- MØller A. Neural plasticity and disorders of the nervous system. Cambridge Univ. Press, 2010
- Murakami H, Nakao T, Matsunaga M, et al., The structure of the mindful brain. PLOS One, 28 Sep 2012
- Nash M, Barnier A. The Oxford Handbook of Hypnosis: Theory, Research, and Practice. Oxford University Press, London 2012
- Panksepp J, Biven L. The Archeology of the Mind: Neuroevolutionary Origins of Human Emotions. Norton, 2012
- Ropper AH, Samuels MA, Klein JP. Adams and Victor’s Principles of Neurology. 10th Edition, McGraw-Hill, 2014
- Rosenblum B, Kuttner F. Quantum Enigma: Physics encounters consciousness. Second Edition. Oxford University Press, Inc., 2011
- Schmidt S, Walach H (Eds). Meditation: Neuroscientific approaches and philosophical implications (Studies in Neuroscience, Consciousness and Spirituality) Springer, 2014
- Sporns O. Discovering the Human Connectome. MIT Press 2012
- Sunnen G. “What is Hypnosis?” In: Temes B. “Medical Hypnosis: An Introduction and Clinical Guide,” published in the “Medical Guides to Complementary and Alternative Medicine” Churchill Livingstone, New York, 1999
- Sunnen G. Spiritual Epiphanies During Hypnosis. 2013.
- Sunnen G. “The Neurology of Awareness.” www.triroc.com/sunnen
- Sunnen G. “Hypnosis and Self-hypnosis in Healing” Cancer Forum: Publication for the Advancement in Cancer Therapy. Vol 18, No ¾, Oct 2008

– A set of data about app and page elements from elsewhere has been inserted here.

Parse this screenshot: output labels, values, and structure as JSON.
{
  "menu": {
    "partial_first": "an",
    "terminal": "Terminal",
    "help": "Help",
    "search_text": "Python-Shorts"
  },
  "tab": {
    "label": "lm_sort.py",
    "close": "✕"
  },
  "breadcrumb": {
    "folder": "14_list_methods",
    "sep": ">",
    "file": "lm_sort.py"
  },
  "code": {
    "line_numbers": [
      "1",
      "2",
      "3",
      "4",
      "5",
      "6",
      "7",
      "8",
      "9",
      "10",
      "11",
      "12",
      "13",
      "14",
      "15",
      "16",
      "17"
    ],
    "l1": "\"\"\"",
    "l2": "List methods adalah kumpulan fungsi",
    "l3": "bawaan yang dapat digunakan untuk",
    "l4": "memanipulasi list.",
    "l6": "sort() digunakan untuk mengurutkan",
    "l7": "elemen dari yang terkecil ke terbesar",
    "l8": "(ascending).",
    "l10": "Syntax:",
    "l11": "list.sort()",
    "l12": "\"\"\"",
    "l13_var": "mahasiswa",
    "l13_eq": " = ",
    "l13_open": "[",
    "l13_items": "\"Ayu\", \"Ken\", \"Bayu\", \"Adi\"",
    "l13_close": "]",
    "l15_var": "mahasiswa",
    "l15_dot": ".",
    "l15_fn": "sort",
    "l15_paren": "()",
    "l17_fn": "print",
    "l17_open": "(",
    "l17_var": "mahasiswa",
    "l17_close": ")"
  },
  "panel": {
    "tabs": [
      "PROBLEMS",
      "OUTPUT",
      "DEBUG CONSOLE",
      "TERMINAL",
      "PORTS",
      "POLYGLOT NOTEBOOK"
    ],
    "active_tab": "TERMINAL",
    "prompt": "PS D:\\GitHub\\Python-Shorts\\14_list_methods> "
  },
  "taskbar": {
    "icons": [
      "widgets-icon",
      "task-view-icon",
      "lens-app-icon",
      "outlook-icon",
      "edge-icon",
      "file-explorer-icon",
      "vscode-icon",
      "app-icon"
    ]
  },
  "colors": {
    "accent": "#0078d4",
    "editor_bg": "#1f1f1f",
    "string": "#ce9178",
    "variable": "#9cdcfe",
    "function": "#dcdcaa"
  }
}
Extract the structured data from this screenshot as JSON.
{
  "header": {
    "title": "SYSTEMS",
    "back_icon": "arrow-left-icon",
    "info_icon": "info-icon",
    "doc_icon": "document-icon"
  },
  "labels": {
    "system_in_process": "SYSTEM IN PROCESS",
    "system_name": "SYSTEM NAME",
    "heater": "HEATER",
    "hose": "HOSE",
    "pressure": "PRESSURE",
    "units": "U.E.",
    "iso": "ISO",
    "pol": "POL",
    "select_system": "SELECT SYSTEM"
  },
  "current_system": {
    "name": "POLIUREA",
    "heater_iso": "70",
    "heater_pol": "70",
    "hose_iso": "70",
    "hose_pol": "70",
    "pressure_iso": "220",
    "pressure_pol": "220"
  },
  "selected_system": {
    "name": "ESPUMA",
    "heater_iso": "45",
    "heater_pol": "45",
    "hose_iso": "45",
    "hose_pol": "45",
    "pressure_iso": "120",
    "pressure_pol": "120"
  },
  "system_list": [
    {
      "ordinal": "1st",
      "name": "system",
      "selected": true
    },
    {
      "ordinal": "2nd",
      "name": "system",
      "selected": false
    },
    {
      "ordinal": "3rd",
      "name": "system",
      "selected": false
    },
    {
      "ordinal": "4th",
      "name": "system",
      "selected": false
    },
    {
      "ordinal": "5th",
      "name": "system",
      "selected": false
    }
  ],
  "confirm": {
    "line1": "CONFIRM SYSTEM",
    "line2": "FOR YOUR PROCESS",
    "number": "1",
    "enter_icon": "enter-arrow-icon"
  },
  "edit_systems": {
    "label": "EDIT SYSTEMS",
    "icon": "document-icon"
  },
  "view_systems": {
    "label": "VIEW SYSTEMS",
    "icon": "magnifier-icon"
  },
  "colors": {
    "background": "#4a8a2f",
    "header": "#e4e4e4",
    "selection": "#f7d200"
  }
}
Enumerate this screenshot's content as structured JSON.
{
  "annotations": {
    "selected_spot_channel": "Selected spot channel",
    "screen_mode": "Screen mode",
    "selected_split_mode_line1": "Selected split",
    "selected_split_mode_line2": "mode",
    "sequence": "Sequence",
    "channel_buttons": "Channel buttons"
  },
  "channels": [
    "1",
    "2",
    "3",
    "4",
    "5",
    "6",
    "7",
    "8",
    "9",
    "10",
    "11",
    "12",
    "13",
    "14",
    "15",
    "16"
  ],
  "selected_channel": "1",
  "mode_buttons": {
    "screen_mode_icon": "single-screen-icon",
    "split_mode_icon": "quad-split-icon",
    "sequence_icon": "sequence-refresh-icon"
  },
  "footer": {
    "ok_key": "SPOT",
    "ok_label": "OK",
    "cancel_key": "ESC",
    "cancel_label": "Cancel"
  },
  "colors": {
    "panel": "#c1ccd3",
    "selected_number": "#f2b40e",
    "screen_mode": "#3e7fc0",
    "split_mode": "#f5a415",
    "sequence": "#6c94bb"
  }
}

- Sunnen G. “Medical Hypnosis in the Hospital” Advances: Journal of the Institute for the Advancement of Health, 1988; Vol 5, No 2
- Sunnen, G. Speed Hypnosis Versus Meditative Hypnosis in Clinical Care. www.triroc.com/sunnen
- Sunnen G. Tummo Meditation Versus Autogenic Training: Visceral Nervous System Regulation, East and West, and Implications for Integrative Psychotherapy, 2014
- Tart C. States of Consciousness, iUniverse 2001
- Vincent JD, Lledo PM. The Custom-Made Brain: Cerebral Plasticity, Regeneration, and Enhancement. Columbia University Press, 2014
- Vestergaard-Poulsen P, van Beek M, Skewes J, et al., Long-term meditation is associated with increased grey matter density in the brain stem. Neuroreport; Jan 28, 2009; 20(2): 170-174
- Westphal J. The Mind-Body Problem. The MIT Press, Cambridge, MA, 2016
- White J (Ed). The Highest State of Consciousness. Anchor Books 1972
- Yapko M. Essentials of Hypnosis. 2nd Ed. Routledge, 2014
- Zeman A, Coebergh JA. The nature of consciousness. Handbook Clinical Neurology 118: 373-407, 2012
- Zinberg NE (Ed). Alternate States of Consciousness: Multiple Perspectives on the Study of Consciousness. The Free Press, Macmillan Publishing Co. 1977
Gérard V. Sunnen M.D.
200 East 33rd St.
New York, NY 10016
Board Certified in Psychiatry and Neurology.
BACK TO HOME
(Ret.) Associate Clinical Professor of Psychiatry, Bellevue-NYU Medical Center, New York